Executive Functioning and Kindergarten Readiness
Preschool teachers can use these strategies with students this fall and throughout the year to promote the skills they’ll need in kindergarten.
As we prepare to welcome our youngest learners to classrooms this fall, preschool and early childhood teachers are likely wondering how to best prepare children with the skills necessary to be kindergarten ready. Given that many preschool-aged children weren’t in formal in-person learning programs last year, building the academic and executive functioning skills they need for kindergarten is especially important for this incoming cohort of students.
Executive functioning skills include organizing and prioritizing, staying focused on tasks, and regulating emotions. Children begin developing executive functioning skills rapidly between the ages of 3 and 5. Preschool and early childhood teachers play an important role in helping young learners develop academic skills (such as recognizing letters, colors, and numbers) and developing the executive functioning skills they need to be prepared for kindergarten.

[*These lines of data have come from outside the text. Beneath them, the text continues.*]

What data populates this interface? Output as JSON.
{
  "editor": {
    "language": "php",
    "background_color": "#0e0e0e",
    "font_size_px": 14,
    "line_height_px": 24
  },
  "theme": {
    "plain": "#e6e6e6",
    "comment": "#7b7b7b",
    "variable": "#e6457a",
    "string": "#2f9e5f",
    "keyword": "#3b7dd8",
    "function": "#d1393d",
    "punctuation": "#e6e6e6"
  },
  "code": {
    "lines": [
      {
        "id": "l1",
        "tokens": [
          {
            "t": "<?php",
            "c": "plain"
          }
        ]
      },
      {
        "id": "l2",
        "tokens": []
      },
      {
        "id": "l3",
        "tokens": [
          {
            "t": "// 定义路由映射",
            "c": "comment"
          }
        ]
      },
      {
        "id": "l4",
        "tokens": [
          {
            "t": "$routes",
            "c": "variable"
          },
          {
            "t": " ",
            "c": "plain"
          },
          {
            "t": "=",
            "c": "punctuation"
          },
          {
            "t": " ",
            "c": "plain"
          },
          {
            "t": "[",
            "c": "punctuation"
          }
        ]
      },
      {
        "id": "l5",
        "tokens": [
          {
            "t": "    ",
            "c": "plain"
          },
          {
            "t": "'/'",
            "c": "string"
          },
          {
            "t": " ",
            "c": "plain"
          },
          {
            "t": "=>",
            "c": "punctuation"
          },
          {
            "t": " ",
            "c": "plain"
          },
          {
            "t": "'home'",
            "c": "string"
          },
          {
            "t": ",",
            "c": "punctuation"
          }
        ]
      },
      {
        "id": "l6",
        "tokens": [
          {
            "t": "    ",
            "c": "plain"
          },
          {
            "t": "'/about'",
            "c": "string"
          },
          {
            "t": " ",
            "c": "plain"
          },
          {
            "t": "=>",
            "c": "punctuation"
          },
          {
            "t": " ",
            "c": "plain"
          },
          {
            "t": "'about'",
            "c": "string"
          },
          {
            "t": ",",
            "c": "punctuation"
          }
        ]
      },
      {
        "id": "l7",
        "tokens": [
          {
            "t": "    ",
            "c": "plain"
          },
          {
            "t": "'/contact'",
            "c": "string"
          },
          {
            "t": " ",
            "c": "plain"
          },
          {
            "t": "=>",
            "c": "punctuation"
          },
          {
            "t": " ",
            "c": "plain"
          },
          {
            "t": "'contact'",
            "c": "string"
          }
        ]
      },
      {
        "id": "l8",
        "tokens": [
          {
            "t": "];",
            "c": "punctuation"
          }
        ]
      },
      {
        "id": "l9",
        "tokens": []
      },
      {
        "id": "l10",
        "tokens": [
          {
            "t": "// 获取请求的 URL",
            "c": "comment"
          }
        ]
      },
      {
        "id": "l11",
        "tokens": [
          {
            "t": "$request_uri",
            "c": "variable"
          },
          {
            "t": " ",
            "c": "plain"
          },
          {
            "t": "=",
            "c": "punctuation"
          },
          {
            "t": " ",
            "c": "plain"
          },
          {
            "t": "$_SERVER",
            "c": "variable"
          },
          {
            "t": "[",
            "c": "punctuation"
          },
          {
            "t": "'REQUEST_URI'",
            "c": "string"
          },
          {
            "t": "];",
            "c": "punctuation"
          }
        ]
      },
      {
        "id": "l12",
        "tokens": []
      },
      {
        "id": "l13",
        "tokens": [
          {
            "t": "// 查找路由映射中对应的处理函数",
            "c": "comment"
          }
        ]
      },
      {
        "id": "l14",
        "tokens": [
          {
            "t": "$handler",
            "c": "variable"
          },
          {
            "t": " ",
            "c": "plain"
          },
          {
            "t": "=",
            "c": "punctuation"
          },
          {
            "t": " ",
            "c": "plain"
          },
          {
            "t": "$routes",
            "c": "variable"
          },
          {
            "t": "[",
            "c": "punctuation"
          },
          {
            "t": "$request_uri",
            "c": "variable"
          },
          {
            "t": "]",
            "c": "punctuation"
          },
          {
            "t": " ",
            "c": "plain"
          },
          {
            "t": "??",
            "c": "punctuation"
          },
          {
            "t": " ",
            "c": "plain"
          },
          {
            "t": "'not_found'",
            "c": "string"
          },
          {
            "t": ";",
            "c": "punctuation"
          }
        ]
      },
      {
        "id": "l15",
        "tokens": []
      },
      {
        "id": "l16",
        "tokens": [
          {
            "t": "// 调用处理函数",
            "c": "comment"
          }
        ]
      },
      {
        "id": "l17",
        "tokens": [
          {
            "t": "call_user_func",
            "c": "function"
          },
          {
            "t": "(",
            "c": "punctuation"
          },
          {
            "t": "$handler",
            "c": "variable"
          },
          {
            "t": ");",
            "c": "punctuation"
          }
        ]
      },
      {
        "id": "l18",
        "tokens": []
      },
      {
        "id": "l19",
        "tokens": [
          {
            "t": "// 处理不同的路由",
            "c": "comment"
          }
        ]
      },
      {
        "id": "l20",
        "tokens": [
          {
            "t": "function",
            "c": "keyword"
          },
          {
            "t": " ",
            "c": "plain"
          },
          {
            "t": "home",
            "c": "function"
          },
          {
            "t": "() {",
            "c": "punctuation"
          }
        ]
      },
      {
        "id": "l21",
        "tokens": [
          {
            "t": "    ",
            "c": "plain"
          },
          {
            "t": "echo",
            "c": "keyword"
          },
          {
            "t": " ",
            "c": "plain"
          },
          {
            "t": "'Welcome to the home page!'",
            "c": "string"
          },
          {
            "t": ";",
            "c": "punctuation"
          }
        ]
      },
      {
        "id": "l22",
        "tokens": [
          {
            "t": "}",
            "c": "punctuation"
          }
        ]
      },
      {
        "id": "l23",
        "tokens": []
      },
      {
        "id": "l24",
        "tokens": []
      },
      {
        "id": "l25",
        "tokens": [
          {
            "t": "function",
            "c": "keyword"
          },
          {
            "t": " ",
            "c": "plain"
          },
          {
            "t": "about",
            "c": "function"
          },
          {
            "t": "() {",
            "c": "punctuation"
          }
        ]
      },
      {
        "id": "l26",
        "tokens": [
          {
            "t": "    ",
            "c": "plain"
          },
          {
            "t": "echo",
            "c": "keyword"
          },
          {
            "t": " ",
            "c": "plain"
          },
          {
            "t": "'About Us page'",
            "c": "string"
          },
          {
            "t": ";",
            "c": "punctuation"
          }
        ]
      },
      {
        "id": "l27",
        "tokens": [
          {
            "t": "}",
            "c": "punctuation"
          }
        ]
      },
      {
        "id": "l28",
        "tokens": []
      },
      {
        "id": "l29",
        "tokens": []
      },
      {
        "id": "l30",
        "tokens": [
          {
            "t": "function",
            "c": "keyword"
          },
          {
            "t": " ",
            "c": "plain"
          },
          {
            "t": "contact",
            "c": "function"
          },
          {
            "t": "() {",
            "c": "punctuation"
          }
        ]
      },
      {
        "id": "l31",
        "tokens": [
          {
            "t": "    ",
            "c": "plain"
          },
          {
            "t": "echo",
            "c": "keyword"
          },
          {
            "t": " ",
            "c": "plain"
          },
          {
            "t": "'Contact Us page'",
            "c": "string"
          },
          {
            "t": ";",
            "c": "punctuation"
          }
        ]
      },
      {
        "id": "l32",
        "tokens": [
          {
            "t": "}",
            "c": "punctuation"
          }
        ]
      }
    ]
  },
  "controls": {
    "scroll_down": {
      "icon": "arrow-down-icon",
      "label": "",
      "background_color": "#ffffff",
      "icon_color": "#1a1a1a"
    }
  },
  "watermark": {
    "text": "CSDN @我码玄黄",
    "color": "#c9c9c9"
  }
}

Below are a few executive function strategies that early childhood teachers can use to start the school year and adapt to use throughout the year as students demonstrate mastery.
Kid-Built Flexible Schedules
Using sticky notes or premade visuals, help students create a flexible schedule for the day or learning block. Ideally, each student should build their own schedule by selecting two or three activities or skills from a list. It may help to think of these as “learning centers” that students might move through in a classroom; however, in this instance, each child decides which activity or skill they want to work on first, next, and last. For example, they may choose to first practice writing their name, next to work on a tangram puzzle, and last to practice cutting shapes using scissors.
As the school year progresses, and depending on the progress of each student, you can change the activities on the list. For example, students who are already able to identify all of their uppercase letters might be given the task of matching upper and lowercase letters as one of their schedule options.
Student-built schedules are an age-appropriate way to give young learners autonomy and model executive functioning skills like organizing, planning, and prioritizing.
Working with my preschool-aged son as he learned how to write his name, I quickly realized that his frustration tolerance for handwriting was quite low, and he would often abandon the task. We tried using a visual timer that allowed him to allocate time for the activity and see how much time was left.
Children may get frustrated practicing handwriting or fine-motor skills for 15 minutes, so encourage them to set the timer for 5 minutes, check in with how they’re doing, and encourage them to take breaks, if necessary. This helps model time management and executive functioning skills like self-monitoring and paying attention/maintaining focus. Using visual countdown timers or sand timers also can help children develop the ability to self-monitor and maintain the focus they need for task completion.
Moreover, allowing students to choose how much time they’ll allocate for an activity—in 5- or 10-minute increments—allows them to manage aspects of their environment and feel empowered in their learning.
Story of Your Day
Young children love not only listening to stories, but telling their own stories by stringing together different events. Toward the end of the day or learning block, have students tell the story of their day by drawing pictures or arranging premade visuals of different classroom activities. Direct students to revisit their flexible schedule and create a simple story using a First, Next, Last graphic organizer, for example.
Students can take turns sharing their stories with classmates during a closing circle and getting excited about what they want to do the next day. Telling the story of their day will help students practice sequencing and also develop executive functioning skills associated with working memory, which allows them to practice mentally holding and manipulating information.
Daily Reflection Protocol
Helping young children learn how to regulate their emotions is a core competency of early childhood educators and supports young learners as they build executive functioning and academic skills. “Research indicates that children who are mentally healthy tend to be happier, show greater motivation to learn, [and] have a more positive attitude toward school,” according to professors Jeannie Ho and Suzanne Funk.
Adjusting to a new school year, especially after the last school year was disrupted by the pandemic, is likely to bring with it a range of emotions for preschoolers. Teachers can help by working with students to name various emotions they may be feeling, particularly during different times of the school day, and engaging them in daily reflection. Does a particular student feel happy working on a puzzle but frustrated or angry while practicing sight words?
Invite students to select emojis or pictures from an emotions chart that describe how they felt during different activities on their kid-built schedule. Have them identify something that was challenging, something they’re proud of, and something they want to work on the following day. Engaging students in this type of daily reflection will help lay the groundwork they need to regulate their emotions during activities.
Once you introduce students to each of these strategies, you can build them into a daily routine and tweak them as students become more adept at each of the skills.